_REQUIRED WORK_
Find the word "true" in the material below and gather every line that contains it.

_RECORDS SHOWN_
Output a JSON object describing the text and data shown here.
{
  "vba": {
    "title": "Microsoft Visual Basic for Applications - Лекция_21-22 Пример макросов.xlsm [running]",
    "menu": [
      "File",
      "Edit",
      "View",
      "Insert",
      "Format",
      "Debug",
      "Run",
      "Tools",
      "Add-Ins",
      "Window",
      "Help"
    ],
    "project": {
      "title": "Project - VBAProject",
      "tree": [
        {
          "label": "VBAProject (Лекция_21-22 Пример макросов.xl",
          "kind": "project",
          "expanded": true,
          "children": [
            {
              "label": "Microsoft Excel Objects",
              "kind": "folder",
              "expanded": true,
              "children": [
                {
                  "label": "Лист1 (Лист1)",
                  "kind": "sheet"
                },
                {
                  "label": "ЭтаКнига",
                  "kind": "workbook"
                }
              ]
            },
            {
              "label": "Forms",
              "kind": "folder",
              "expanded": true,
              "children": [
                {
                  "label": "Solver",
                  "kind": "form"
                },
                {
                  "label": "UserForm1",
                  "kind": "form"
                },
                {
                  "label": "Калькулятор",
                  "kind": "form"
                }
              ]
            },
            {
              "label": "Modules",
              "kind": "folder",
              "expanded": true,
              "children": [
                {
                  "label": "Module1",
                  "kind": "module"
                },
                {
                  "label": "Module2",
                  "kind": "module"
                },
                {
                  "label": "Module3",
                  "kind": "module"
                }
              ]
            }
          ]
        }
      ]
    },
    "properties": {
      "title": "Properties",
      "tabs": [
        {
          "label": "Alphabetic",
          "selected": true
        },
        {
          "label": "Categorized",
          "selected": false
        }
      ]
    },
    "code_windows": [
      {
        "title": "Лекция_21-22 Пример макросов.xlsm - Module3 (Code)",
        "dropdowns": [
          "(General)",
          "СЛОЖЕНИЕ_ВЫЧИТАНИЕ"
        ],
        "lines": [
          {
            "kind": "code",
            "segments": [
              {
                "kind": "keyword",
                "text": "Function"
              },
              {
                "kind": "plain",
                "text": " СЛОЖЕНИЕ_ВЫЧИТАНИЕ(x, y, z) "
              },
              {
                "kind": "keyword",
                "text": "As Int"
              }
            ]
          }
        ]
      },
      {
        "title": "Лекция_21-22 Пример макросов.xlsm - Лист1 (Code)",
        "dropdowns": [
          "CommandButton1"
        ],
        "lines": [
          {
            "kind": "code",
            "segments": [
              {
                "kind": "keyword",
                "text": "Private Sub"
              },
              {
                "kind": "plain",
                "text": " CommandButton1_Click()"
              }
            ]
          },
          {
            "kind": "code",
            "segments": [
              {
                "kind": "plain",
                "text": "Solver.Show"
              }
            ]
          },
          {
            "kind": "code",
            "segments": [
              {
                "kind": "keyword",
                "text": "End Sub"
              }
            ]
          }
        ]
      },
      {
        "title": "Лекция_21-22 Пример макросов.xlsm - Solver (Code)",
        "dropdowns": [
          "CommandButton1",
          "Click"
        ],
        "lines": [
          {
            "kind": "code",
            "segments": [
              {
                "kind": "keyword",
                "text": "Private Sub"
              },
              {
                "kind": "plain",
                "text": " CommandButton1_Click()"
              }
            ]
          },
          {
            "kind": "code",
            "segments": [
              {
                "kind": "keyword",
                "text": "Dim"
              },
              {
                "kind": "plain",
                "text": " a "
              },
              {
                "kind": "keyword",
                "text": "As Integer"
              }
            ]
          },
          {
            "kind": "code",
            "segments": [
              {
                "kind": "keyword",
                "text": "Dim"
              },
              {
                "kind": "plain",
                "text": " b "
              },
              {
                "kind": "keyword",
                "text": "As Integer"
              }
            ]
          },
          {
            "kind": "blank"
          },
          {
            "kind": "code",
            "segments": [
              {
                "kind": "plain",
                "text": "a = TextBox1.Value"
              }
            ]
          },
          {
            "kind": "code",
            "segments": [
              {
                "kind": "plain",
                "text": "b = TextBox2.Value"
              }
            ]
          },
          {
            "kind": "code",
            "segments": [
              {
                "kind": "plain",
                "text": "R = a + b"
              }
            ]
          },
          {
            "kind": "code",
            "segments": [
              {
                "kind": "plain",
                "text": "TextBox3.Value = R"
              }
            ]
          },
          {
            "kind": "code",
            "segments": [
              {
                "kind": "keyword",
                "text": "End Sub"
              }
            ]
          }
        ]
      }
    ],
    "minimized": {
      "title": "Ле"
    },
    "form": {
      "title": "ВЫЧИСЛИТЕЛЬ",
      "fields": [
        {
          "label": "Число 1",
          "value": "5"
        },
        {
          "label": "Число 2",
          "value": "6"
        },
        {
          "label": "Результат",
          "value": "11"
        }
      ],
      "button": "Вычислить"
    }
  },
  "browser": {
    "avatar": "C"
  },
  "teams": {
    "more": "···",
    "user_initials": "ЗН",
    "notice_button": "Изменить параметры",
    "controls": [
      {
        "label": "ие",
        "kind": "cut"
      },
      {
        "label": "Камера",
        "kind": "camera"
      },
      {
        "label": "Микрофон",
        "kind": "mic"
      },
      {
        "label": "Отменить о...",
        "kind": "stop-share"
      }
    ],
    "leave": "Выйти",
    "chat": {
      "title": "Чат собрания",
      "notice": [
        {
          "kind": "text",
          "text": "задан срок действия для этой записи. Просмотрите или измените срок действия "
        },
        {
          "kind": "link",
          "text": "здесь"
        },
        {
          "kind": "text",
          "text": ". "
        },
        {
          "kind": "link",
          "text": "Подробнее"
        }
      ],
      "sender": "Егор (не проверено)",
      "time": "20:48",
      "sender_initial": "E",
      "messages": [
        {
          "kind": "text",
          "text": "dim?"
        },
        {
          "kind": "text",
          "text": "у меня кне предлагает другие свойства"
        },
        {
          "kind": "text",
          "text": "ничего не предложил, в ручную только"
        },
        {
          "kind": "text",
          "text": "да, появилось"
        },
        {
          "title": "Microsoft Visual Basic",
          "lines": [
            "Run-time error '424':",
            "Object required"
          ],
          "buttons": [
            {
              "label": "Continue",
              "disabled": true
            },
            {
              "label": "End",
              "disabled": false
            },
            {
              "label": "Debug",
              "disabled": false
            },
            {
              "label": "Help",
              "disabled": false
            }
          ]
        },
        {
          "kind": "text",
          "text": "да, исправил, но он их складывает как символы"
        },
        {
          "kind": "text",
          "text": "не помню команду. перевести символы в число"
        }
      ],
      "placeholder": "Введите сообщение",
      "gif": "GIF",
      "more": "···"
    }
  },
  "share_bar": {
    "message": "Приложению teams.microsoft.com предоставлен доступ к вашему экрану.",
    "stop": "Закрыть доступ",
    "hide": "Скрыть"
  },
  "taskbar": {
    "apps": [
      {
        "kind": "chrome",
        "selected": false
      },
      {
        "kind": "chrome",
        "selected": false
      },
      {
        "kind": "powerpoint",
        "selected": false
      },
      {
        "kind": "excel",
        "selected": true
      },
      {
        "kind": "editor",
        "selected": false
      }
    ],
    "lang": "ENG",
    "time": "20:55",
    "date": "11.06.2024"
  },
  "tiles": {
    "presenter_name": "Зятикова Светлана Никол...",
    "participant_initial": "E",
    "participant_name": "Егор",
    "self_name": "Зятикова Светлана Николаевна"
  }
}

_SOLUTION_
          "expanded": true,
              "expanded": true,
              "expanded": true,
              "expanded": true,
          "selected": true
              "disabled": true
        "selected": true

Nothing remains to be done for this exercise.